Mid -1939 saw a complete revamp of Bedfords, with a range consisted of the K (30–40 cwt), MS and ML (2–3 ton), OS and OL (3–4 ton), OS/40 and OL/40 (5 ton) series, and the OB bus. Many of the trucks sold by Bedford between June and September 1939 were requisitioned for military use on the outbreak of World War II; many were abandoned after the retreat from Dunkirk, rendered useless to the enemy by removing the engine oil drain plug and running the engine.
The 1939 K-, M-, and O-series lorries were quickly redesigned for military use. This was largely a matter of styling, involving a sloping bonnet with a flat front with headlights incorporated and a crash bar to protect the radiator in a minor collision. The military versions were designated OX and OY series, and again were put to a wide range of tasks, including mobile canteens, tankers, general purpose lorries, and a version with a Tasker semi-trailer used by the Royal Air Force to transport dismantled or damaged aircraft.

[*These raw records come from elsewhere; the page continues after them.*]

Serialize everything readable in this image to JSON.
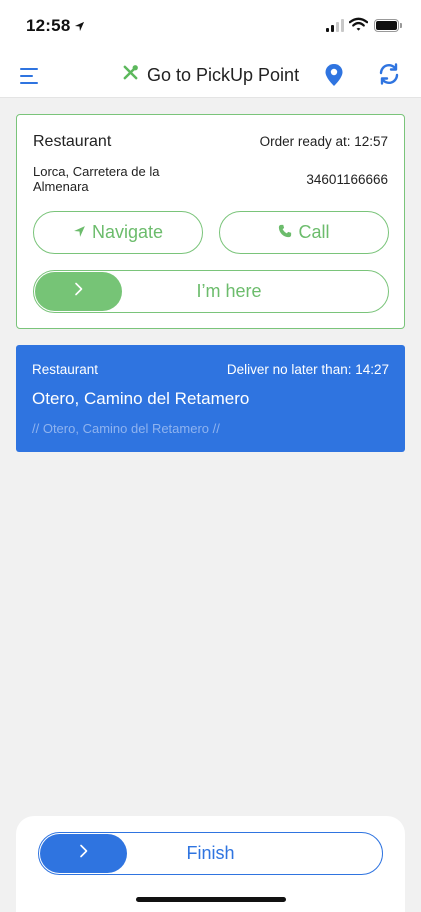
{
  "status_bar": {
    "time": "12:58"
  },
  "header": {
    "title": "Go to PickUp Point",
    "accent_color": "#2f74e0",
    "icons": [
      "menu-icon",
      "fork-knife-icon",
      "location-pin-icon",
      "refresh-icon"
    ]
  },
  "pickup": {
    "name": "Restaurant",
    "ready_text": "Order ready at: 12:57",
    "address": "Lorca, Carretera de la Almenara",
    "phone": "34601166666",
    "navigate_label": "Navigate",
    "call_label": "Call",
    "slider_label": "I’m here",
    "color": "#76c476"
  },
  "delivery": {
    "name": "Restaurant",
    "deadline_text": "Deliver no later than: 14:27",
    "address": "Otero, Camino del Retamero",
    "note": "// Otero, Camino del Retamero //",
    "color": "#2f74e0"
  },
  "footer": {
    "finish_label": "Finish"
  }
}
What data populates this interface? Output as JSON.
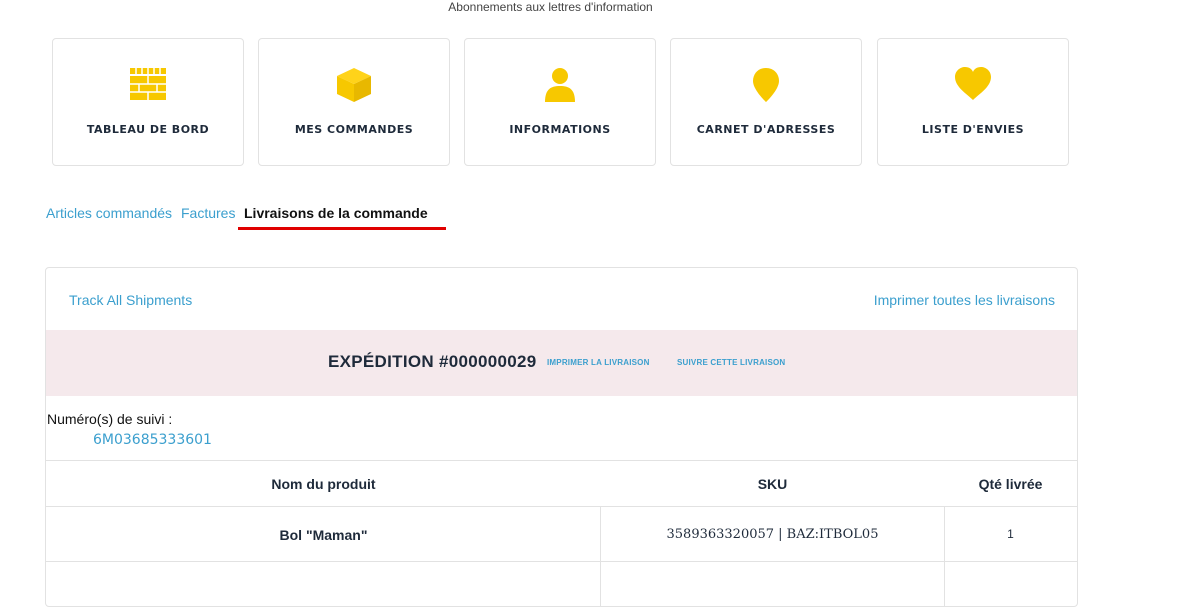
{
  "header": {
    "newsletter_link": "Abonnements aux lettres d'information"
  },
  "cards": [
    {
      "label": "TABLEAU DE BORD",
      "icon": "dashboard-icon"
    },
    {
      "label": "MES COMMANDES",
      "icon": "box-icon"
    },
    {
      "label": "INFORMATIONS",
      "icon": "user-icon"
    },
    {
      "label": "CARNET D'ADRESSES",
      "icon": "location-pin-icon"
    },
    {
      "label": "LISTE D'ENVIES",
      "icon": "heart-icon"
    }
  ],
  "tabs": [
    {
      "label": "Articles commandés",
      "active": false
    },
    {
      "label": "Factures",
      "active": false
    },
    {
      "label": "Livraisons de la commande",
      "active": true
    }
  ],
  "shipments": {
    "track_all": "Track All Shipments",
    "print_all": "Imprimer toutes les livraisons",
    "shipment_title": "EXPÉDITION #000000029",
    "print_shipment": "IMPRIMER LA LIVRAISON",
    "track_shipment": "SUIVRE CETTE LIVRAISON",
    "tracking_label": "Numéro(s) de suivi :",
    "tracking_number": "6M03685333601",
    "columns": [
      "Nom du produit",
      "SKU",
      "Qté livrée"
    ],
    "rows": [
      {
        "product": "Bol \"Maman\"",
        "sku": "3589363320057 | BAZ:ITBOL05",
        "qty": "1"
      }
    ]
  },
  "colors": {
    "accent_yellow": "#f7c800",
    "link_blue": "#3b9fce",
    "active_underline": "#e00000",
    "shipment_band": "#f5e9ec"
  }
}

Production of the new range ceased, apart from a few examples made for essential civilian duties, when Bedford went onto a war footing. Production resumed in 1945.
MFO is recorded as being re registered by DVLA in 1995 and declared as a 1951 model with a 5,000cc engine. A photograph of of it without the bonnet one shows it was a tanker at this time.
An older restoration it should respond well to recommissioning. There is a copy of a SORN declaration and there are no keys with the vehicle, and DVLA state it is on SORN.